A Constitution tattoo is something that would take a lot of courage to get, and that's due to it taking so long and a lot of pain coming from it. There would be even more courage needed to get a Constitution tattoo because you'd need to make sure it all comes through correct. UPI reported on April 10, 2014, that Julia Louis-Dreyfus may not have had a real Constitution tattoo, but that didn't stop "Rolling Stone" from messing it up.
The temporary tattoo on the actress' back takes up all of it, and it is quite impressive, but there is one big mistake. If you can draw your eyes away from that fact that Julia Louis-Dreyfus is nude, you can see that that Constitution tattoo has the autograph of John Hancock at the very bottom.
The problem with that is that Hancock signed the Declaration of Independence, not the Constitution.
Yes, the star of "VEEP" has a messed up Constitution tattoo, and she can be very grateful that it isn't real. Louis-Dreyfus jokingly blamed Mike McClintock, a fictional character played by Matt Walsh on the show. He's the communications director to Vice President Selina Meyer, played by Louis-Drefyfus.
"Yet another Mike (expletive)," the 53-year-old actress posted Wednesday on Twitter. "Dummy."
While she may have been able to joke off the Constitution tattoo flub; many others were not so gracious. A number of historians have taken to social media to rip apart "Rolling Stone" over the mistake.
The National Constitution Center in Philadelphia tweeted the cover alongside a pic of the Founding Fathers with the words, "Thanks for the shoutout but no Hancock here."
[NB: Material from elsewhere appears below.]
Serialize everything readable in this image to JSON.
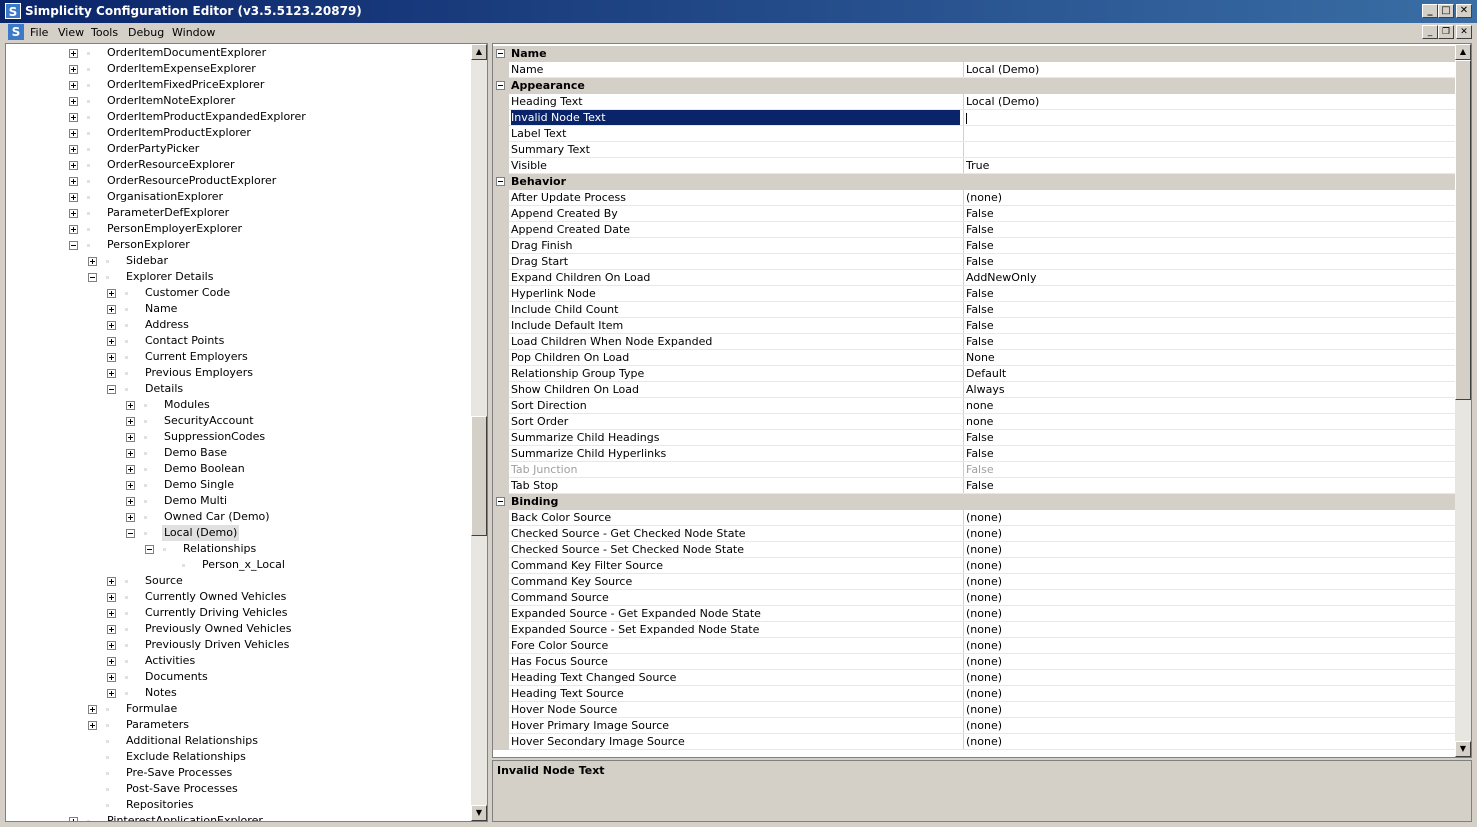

Melissa Bruno, spokeswoman for "Rolling Stone," said that the Declaration of Independence is on the other side of Julia Louis-Dreyfus' body, but they couldn't fit in the signatures.